  • Lisandro Abadie is a bass-baritone, born and raised in Buenos Aires. He graduated at the Schola Cantorum Basiliensis, and at the Musikhochschule Luzern. He sings opera and concerts, and collaborates with musicians, artists and authors like Facundo Agudin, William Christie, Laurence Cummings, Luis Felipe Fabre, Benjamin Lazar, Annie Le Brun, Fernanda Morello, Mónica Pustilnik, Paul Suits, and many others. As a researcher, his various interests extend from European singers and composers of the 17th and 18th centuries to the opera Der Kaiser von Atlantis, by Viktor Ullmann. At present he is preparing a book on vocal and instrumental vibrato in historical sources, with special interest in organ stops and early recordings. Since 2019 he teaches in the AVES Program at the Schola Cantorum Basiliensis. See his article "Vocal Undulations and the Vox Humana Organ Stop" in: Vox Humana Journal, 2019 (link).

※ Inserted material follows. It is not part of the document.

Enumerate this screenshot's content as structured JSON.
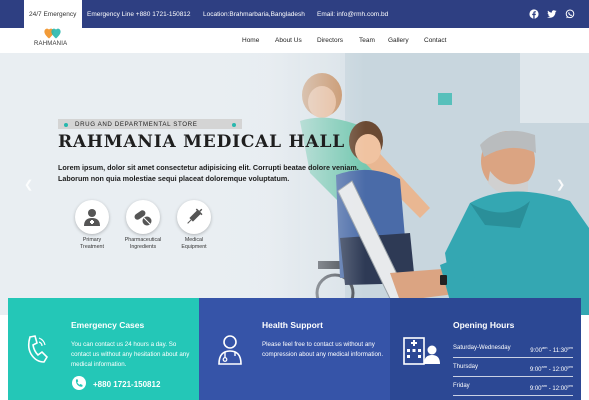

  • Tim Braithwaite began his musical career as a chorister in the choir stalls of the English choral tradition before winning a choral scholarship with the renowned chapel choir of Royal Holloway, University of London in 2011. Tim enjoys a vibrant international career as a countertenor and baritone with a particular focus on exploring performance practices before the turn of the seventeenth century. In 2020, Tim graduated from the specialised master’s in Early Music Theory course at Het Koninklijk Conservatorium in Den Haag where he also runs a class on the history of singing, and is currently in demand leading workshops and lecturing on a variety of issues related to historical performance and theoretical issues at a number of top European conservatoires. In 2019, Tim founded the online initiative Cacophony! an experimental early music platform dedicated to the practical exploration of historical traditions of singing.